We talked every day before our treatments, each of us sitting in uncomfortable plastic chairs, wearing those ridiculous hospital gowns that are designed to create intimacy among strangers. I swear somewhere there is an industrial uniform designer whose mission it was to create the most humiliating piece of garment possible, one that says: “MAY YOU BE FOREVER IN NAKED AWE WHEN FACING THE MEDICAL PROFESSION!!!”
After two weeks Mr. C told me about his “horrible, terrible diarrhea, I mean really it came out so suddenly… there was so much! I thought I would pass…”. That day he had wide frightened eyes, and he seemed truly traumatized by the experience. The nurse told him it would pass. He didn’t seem reassured. I think what scared him the most was that he was alone when it happened. I mean, what if he hadpassed out? What happens to all those people who are sick AND alone? I had no comfort to offer, unfortunately, other than what the nurse had said. By that time, my own skin was a ghastly shade of charred and I was having trouble moving my arm. The nurse told me it would pass.
Luckily for both of us, the gastric trouble ended, and every morning after that he told me how he hadn’t had diarrhea. We counted down the days to the end of treatments and he seemed genuinely sad when my doctor decided to add 5 sessions to my plan. While we waited, he told me that he commuted two hours by train to come to the hospital every day, and two hours back. It was a whole day trip for him. He told me about his 11 year old grandson, whom he babysat on occasional Saturdays, and how disappointed he was that the kid would prefer playing video games to fishing or biking with his grandpa, when he was there with nothing to do.
– “Sometimes I go, and all I do is sit until his mom gets back. Easy, but…”, he said with an uneasy smile. He seemed forlorn and lost. Every morning he greeted me with the biggest smile. If he didn’t see me, he’d hang out after his treatment until I arrived. He wanted me to tell him how I was doing, and what I would do after all this was over. Planning for the future takes a big place when you can see the end of treatments, in cancer. He said he’d like to try something new; maybe he’d finally travel, except he was alone, and afraid. When he finished his treatments I gave him a hug and a kiss on each cheek, and he blushed: “I hope to never see you again here”, he said. I had another week to go, and I missed him every morning. I hope he went to Paris or somewhere exotic.
Weeks have passed and nowadays, I walk around without looking at my feet, so maybe that’s why more people feel inclined to share a bit of conversation with me. I also have the greatest ice breaker with my kids, who insist on saying hello to every single person they meet, and occasionally dole out a hug.
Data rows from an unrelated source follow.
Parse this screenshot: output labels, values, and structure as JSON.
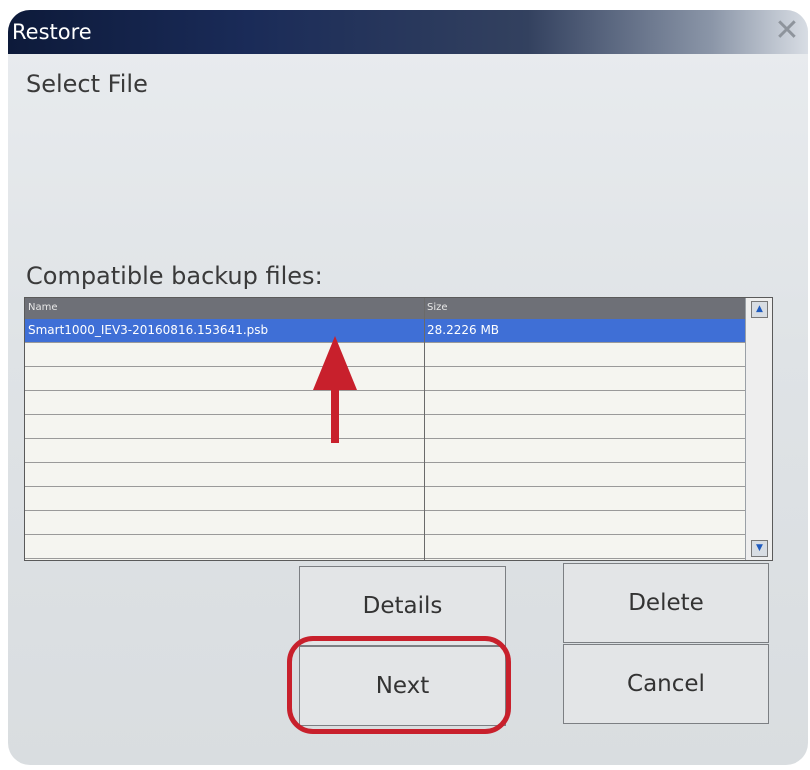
{
  "window": {
    "title": "Restore",
    "close_icon": "close-icon"
  },
  "page": {
    "heading": "Select File",
    "list_label": "Compatible backup files:"
  },
  "file_table": {
    "columns": [
      "Name",
      "Size"
    ],
    "rows": [
      {
        "name": "Smart1000_IEV3-20160816.153641.psb",
        "size": "28.2226 MB",
        "selected": true
      }
    ],
    "empty_rows": 9,
    "scroll_up_icon": "scroll-up-arrow-icon",
    "scroll_down_icon": "scroll-down-arrow-icon"
  },
  "buttons": {
    "details": "Details",
    "delete": "Delete",
    "next": "Next",
    "cancel": "Cancel"
  },
  "annotations": {
    "arrow_color": "#c8202c",
    "highlight_color": "#c8202c"
  },
  "colors": {
    "selection": "#3f6fd6",
    "header": "#6e7077",
    "titlebar": "#0d1a3a"
  }
}
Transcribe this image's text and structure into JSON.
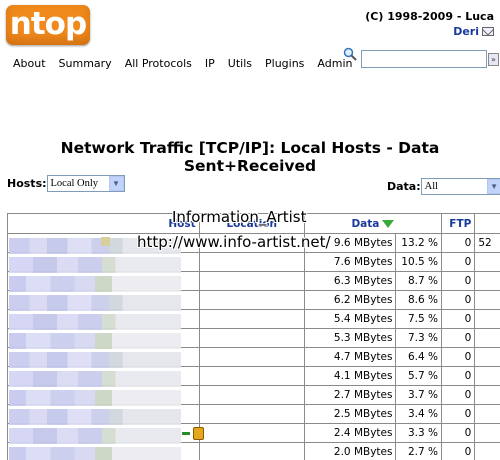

Makes for long, but interesting milk runs… Random old people will smile, street people give us thumbs up, truck drivers honk. I feel like I’m living in an episode of Mr. Rogers’ neighbourhood, where everyone is friendly. It’s good to be home again in the world.